After a lifetime of "no known allergies", Laura has gotten a mysterious, full-body rash three times this winter. The most recent occurrence began last Tuesday and by Thursday was bad enough I planned to take her to the local clinic in Crosby the next morning, weather permitting. We'd had days and days of very nice weather and warm temperatures, but a tiny weather system was supposed to pull through Friday morning.
The weather forecasted a possibility of light freezing rain in the morning. I'm a little sensitive to freezing rain these days, so I planned to wait til later in the day to make sure the roads were still good. But in the morning when I woke up, I could hear the wind howling fiercely and I knew that freezing rain or not, the roads were going to drift too badly to make the trip. That was OK; Laura had a holiday from school and I had a new book that I'd just heisted from Noni's house...The Children's Blizzard.
What nobody knew, not even the weather people apparently, is that the light weather system was going to develop into a full-blown blizzard right over our heads, trapping scores of truck drivers out on the road. It was a little surreal trying to read my book about a sudden blizzard that killed hundreds of prairie school children, all the while a sudden blizzard raged outside my own door. It felt like I'd been transported through one of those mystical time-travel devices that happen with alarming frequency in movies. Evidently Laura caught a little of the same feeling, because when I went outside to take a few pictures I soon heard the faint sound of a spoon being vigorously banged against one of my pots. Someone has been watching a few too many pioneer movies.
The last blizzard we experienced had sprung up while I was in Westby, safely ensconced at my parents' house. By the time I got back to the house, the drifts were made and I parked my van on the other side of them. This time the van was right up next to the house. I thought about moving it mid-morning, but didn't want to go out in the storm. It was probably too late by then, anyway.

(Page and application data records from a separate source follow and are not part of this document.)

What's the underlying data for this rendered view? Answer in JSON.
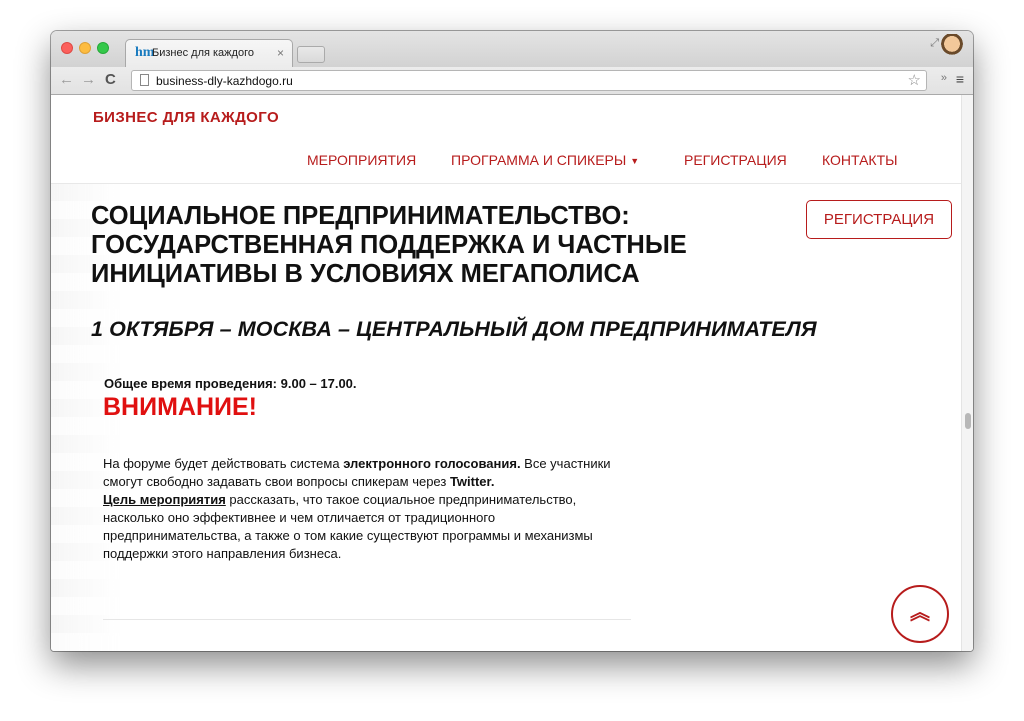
{
  "browser": {
    "tab_title": "Бизнес для каждого",
    "tab_favicon": "hm",
    "tab_close": "×",
    "url": "business-dly-kazhdogo.ru",
    "back": "←",
    "forward": "→",
    "reload": "C",
    "star": "☆",
    "extensions": "»",
    "menu": "≡",
    "fullscreen": "⤢"
  },
  "site": {
    "brand": "БИЗНЕС ДЛЯ КАЖДОГО",
    "nav": [
      "МЕРОПРИЯТИЯ",
      "ПРОГРАММА И СПИКЕРЫ",
      "РЕГИСТРАЦИЯ",
      "КОНТАКТЫ"
    ],
    "nav_caret": "▼"
  },
  "hero": {
    "title_lines": [
      "СОЦИАЛЬНОЕ ПРЕДПРИНИМАТЕЛЬСТВО:",
      "ГОСУДАРСТВЕННАЯ ПОДДЕРЖКА И ЧАСТНЫЕ",
      "ИНИЦИАТИВЫ В УСЛОВИЯХ МЕГАПОЛИСА"
    ],
    "register_label": "РЕГИСТРАЦИЯ",
    "event_line": "1 ОКТЯБРЯ  – МОСКВА  – ЦЕНТРАЛЬНЫЙ ДОМ ПРЕДПРИНИМАТЕЛЯ"
  },
  "info": {
    "duration": "Общее время проведения: 9.00 – 17.00.",
    "attention": "ВНИМАНИЕ!",
    "desc_1": "На форуме будет действовать система ",
    "desc_1_bold": "электронного голосования.",
    "desc_2": " Все участники смогут свободно задавать свои вопросы спикерам через ",
    "desc_2_bold": "Twitter.",
    "goal_label": "Цель мероприятия",
    "desc_3": " рассказать, что такое социальное предпринимательство, насколько оно эффективнее и чем отличается от традиционного предпринимательства, а также о том какие существуют программы и механизмы поддержки этого направления бизнеса."
  },
  "scroll_top_icon": "︽",
  "colors": {
    "accent": "#b71c1c",
    "attention": "#e01010",
    "text": "#111111"
  }
}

Towards late afternoon I could tell the storm was slackening somewhat. The wind wasn't quite as fast and there was slightly better visibility. The perfect time for a walk, of course. I still didn't take the chance of going outside my trees, not wanting to run the risk of being the next day's headline, but things were still plenty dramatic inside of our shelterbelt. I quickly discovered the grim truth that blizzards do nothing for my figure!

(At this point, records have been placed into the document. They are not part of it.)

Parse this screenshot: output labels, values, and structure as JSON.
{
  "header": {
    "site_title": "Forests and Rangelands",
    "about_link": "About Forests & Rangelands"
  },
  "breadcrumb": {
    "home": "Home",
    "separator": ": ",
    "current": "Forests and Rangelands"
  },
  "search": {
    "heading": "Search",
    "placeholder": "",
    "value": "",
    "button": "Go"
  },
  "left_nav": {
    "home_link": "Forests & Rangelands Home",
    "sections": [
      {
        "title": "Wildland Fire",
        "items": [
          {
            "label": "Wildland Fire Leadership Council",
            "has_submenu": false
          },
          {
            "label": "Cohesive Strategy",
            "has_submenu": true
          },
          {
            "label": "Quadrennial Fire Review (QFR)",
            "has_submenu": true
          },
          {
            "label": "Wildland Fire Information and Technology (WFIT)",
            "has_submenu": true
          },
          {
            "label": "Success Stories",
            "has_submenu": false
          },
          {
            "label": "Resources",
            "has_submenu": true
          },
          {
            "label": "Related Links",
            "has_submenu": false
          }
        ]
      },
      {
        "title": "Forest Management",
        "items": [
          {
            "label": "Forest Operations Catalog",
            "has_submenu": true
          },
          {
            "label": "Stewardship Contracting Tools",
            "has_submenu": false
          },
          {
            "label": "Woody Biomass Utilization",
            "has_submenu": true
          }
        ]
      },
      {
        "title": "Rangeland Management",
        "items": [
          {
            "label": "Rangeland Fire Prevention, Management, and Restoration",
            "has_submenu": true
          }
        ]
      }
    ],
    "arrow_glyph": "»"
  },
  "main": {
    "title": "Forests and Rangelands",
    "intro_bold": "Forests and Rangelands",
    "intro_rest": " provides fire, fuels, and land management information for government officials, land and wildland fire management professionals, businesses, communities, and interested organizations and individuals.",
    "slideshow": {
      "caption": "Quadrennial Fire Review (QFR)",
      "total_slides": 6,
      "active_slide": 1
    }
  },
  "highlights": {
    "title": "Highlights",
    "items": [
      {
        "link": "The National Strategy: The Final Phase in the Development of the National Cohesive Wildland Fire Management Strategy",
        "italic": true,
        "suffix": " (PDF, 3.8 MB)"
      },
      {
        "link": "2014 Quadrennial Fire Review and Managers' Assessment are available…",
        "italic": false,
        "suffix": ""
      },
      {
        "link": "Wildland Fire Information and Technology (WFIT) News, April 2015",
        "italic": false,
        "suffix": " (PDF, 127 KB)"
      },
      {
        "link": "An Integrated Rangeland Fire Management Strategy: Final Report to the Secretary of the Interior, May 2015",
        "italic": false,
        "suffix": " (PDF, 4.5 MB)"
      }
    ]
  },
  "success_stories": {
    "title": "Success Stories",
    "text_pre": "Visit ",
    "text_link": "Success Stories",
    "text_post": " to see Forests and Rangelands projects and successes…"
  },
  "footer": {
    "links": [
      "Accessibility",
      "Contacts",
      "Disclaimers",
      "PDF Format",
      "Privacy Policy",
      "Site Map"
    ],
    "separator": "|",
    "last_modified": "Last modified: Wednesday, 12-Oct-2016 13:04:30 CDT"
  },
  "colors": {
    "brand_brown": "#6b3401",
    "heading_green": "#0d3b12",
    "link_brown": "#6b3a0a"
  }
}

When we explored further down the driveway, we found that the drifts, again blocking the exposed road as they had multiple times this winter, were now the worst we'd ever seen them. Laura and I had to face the grim scenario of being snowed in. When I told her we'd have to eat the chubby ones first, she screeched, "That's not funny!" and hid the cat in her closet.
The next morning the rescue bus from Westby picked us up early so we could go to church. Jack and Noni came out in the Suburban, Jack blasting through all the drifts on the open road, and Noni squealing next to him. Or it could have been a dolphin, but I've read they rarely come so far north. The ride back in was less dramatic because he'd already broken through the drifts, but even he, in his four-wheel drive beast, didn't feel like tackling the drifts in my driveway!

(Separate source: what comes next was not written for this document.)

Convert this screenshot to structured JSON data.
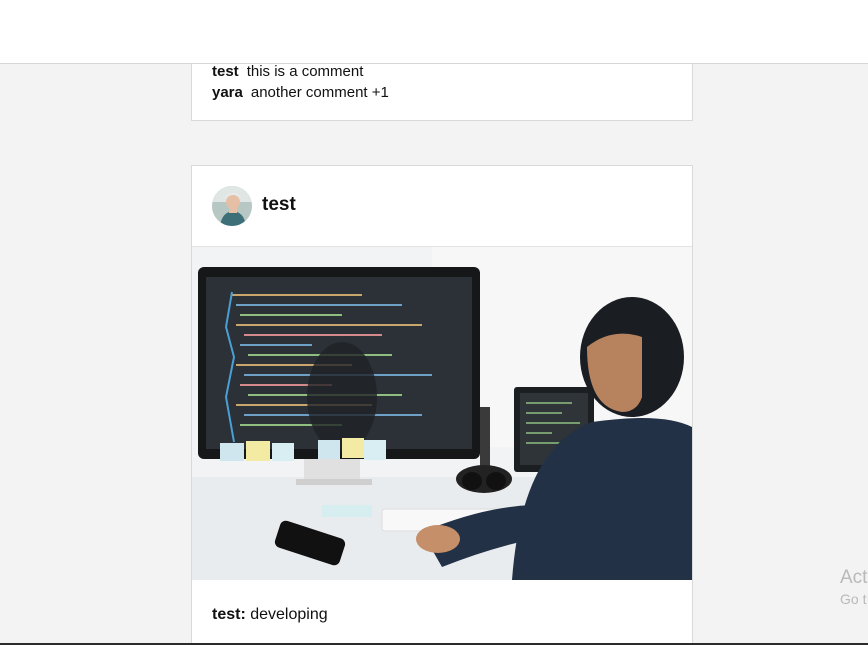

Noni and Jack very kindly let me use the Suburban over the next day, since neither of them wanted to be my perpetual chauffeur. Sunday morning dawned bright, warm, and beautiful, the perfect day for sledding with my "royal" sled down the drifts across my driveway. Except for the dramatic snow deposits you'd never have been able to tell that two days before there'd been such a dramatic storm, but that is the way of blizzards, I guess.
THE GHOST DOG, ANIKA